=== Aim of the exercise ===
For each line of the listing that includes the word "JSON", show the whole line.

=== Available records ===
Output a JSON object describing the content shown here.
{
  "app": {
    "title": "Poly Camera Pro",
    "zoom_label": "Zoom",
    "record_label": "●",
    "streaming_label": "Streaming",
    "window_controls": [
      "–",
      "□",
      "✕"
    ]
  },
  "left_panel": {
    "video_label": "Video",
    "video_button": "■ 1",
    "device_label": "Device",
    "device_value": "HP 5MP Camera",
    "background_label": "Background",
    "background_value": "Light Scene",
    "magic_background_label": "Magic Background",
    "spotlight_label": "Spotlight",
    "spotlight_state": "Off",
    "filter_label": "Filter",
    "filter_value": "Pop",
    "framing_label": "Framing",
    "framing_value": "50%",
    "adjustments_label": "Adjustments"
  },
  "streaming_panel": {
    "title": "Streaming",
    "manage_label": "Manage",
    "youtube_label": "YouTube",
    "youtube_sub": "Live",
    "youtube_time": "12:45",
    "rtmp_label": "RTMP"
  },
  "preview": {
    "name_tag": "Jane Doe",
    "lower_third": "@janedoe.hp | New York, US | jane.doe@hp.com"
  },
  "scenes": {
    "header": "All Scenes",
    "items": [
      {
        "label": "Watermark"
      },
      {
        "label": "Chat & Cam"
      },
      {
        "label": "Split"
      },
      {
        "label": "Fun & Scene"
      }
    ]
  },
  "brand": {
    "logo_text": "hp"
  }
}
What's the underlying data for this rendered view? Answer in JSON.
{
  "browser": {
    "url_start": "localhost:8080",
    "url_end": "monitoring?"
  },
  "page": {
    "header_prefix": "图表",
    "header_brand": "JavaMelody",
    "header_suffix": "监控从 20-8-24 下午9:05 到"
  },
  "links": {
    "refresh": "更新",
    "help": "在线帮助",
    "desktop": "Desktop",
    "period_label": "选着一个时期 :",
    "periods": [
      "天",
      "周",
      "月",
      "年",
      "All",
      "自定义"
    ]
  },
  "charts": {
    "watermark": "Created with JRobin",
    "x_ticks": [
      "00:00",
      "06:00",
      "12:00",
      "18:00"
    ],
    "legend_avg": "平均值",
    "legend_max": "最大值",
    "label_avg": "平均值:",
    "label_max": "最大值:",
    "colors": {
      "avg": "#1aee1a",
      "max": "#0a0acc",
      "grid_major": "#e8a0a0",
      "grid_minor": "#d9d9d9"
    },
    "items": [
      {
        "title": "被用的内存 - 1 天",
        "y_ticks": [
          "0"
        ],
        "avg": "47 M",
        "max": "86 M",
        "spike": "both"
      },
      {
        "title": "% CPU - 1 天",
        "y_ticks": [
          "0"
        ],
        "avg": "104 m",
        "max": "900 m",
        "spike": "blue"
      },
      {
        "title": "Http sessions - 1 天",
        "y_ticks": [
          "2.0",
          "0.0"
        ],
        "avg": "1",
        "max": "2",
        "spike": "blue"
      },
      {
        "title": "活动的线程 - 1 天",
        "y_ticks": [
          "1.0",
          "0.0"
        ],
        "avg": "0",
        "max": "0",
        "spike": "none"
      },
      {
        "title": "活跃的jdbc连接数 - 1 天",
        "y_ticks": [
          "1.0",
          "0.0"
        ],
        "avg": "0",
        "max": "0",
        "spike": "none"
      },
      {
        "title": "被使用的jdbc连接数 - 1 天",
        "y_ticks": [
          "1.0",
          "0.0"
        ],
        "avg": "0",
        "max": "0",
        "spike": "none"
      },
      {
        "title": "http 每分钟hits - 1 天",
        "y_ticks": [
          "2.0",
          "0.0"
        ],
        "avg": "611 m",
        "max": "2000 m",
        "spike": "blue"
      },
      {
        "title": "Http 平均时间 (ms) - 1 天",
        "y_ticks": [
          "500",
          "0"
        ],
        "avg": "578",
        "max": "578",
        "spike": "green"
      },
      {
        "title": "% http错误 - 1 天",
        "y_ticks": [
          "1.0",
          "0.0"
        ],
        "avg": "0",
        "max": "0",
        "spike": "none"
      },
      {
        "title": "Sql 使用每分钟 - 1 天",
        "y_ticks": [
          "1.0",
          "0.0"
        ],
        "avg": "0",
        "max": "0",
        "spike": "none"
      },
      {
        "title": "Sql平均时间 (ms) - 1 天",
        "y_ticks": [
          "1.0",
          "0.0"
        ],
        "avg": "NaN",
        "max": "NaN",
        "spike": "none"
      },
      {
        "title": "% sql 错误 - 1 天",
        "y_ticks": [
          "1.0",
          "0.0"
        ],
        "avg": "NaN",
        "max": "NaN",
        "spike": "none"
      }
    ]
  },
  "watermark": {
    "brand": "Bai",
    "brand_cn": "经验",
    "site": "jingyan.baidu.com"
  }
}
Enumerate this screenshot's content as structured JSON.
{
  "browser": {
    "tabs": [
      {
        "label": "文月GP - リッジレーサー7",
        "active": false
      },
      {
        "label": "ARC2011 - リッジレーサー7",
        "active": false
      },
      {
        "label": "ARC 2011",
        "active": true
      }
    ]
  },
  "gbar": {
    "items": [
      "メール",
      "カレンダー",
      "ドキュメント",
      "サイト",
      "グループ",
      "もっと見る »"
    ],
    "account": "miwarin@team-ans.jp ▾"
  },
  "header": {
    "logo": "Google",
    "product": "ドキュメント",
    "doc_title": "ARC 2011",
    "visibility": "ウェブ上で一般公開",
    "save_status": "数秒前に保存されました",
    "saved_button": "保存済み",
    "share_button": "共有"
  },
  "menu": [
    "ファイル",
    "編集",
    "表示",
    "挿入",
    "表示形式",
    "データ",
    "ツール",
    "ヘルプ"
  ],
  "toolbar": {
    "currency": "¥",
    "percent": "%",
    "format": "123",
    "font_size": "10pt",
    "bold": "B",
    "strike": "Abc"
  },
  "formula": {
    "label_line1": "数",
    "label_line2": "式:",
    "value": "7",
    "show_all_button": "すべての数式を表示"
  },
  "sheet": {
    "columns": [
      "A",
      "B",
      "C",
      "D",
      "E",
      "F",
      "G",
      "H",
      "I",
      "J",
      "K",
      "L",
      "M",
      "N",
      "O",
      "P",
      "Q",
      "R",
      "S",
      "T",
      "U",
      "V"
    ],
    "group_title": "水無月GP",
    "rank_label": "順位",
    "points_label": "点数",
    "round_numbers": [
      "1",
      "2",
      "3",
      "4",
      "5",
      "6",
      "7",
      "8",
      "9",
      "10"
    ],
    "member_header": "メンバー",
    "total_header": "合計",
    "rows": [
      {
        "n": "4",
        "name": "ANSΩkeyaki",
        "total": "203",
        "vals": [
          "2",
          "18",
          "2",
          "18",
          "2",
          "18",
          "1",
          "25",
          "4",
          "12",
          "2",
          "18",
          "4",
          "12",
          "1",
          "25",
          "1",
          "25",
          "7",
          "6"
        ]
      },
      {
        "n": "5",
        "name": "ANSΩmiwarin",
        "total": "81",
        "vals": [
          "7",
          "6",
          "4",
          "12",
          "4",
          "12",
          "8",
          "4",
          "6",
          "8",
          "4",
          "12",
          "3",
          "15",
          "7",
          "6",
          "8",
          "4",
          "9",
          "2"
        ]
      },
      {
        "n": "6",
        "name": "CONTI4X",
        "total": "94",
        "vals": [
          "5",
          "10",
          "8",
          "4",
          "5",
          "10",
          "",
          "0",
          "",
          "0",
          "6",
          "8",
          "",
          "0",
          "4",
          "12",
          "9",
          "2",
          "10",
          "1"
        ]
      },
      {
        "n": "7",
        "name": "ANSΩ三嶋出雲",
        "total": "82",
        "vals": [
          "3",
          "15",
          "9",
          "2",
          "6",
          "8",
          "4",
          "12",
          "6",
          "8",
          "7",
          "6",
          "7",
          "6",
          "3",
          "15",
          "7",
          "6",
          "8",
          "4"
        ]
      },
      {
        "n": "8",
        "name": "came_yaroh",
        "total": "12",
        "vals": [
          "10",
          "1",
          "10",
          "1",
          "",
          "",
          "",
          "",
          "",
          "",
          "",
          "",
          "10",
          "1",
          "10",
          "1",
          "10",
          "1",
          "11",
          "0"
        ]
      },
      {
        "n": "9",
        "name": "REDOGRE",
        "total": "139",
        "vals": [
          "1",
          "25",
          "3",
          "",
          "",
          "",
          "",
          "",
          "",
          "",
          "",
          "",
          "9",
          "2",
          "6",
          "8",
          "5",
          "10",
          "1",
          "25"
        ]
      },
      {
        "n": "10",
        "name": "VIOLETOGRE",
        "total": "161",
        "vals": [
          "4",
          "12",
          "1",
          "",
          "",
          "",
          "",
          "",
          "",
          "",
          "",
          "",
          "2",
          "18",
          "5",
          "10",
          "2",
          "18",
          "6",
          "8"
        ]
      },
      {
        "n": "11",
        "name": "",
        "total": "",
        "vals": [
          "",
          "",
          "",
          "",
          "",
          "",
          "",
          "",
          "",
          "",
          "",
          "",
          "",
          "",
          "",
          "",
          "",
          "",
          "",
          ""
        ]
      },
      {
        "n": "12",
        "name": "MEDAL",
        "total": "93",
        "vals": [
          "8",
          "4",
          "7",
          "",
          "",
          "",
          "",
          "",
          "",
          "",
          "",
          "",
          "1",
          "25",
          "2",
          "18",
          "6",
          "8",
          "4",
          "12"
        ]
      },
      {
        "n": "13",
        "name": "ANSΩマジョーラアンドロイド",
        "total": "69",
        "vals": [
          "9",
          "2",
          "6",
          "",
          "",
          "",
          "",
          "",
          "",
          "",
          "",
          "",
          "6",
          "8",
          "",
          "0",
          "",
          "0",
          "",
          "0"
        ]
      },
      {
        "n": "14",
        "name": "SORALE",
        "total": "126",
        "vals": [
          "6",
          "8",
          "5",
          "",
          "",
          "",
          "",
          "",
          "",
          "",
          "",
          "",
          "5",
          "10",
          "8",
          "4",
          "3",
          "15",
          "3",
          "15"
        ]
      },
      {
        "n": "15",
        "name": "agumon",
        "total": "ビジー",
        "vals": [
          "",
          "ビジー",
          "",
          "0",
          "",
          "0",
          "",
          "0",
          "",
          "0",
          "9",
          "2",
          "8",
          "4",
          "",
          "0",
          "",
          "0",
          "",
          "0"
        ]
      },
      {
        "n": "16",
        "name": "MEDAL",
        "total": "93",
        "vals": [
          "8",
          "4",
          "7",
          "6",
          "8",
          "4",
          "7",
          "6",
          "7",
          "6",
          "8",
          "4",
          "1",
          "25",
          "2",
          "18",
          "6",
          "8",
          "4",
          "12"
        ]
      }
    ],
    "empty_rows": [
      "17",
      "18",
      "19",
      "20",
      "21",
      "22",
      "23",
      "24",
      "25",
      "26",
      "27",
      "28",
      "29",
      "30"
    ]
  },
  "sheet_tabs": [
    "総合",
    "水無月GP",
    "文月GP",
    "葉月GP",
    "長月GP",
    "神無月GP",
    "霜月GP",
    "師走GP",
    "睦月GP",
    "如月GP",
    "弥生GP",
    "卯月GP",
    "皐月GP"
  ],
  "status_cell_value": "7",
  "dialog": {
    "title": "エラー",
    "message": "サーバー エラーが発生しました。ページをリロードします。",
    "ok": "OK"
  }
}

=== Answer ===
Output a JSON object describing the content shown here.
What's the underlying data for this rendered view? Answer in JSON.
Enumerate this screenshot's content as structured JSON.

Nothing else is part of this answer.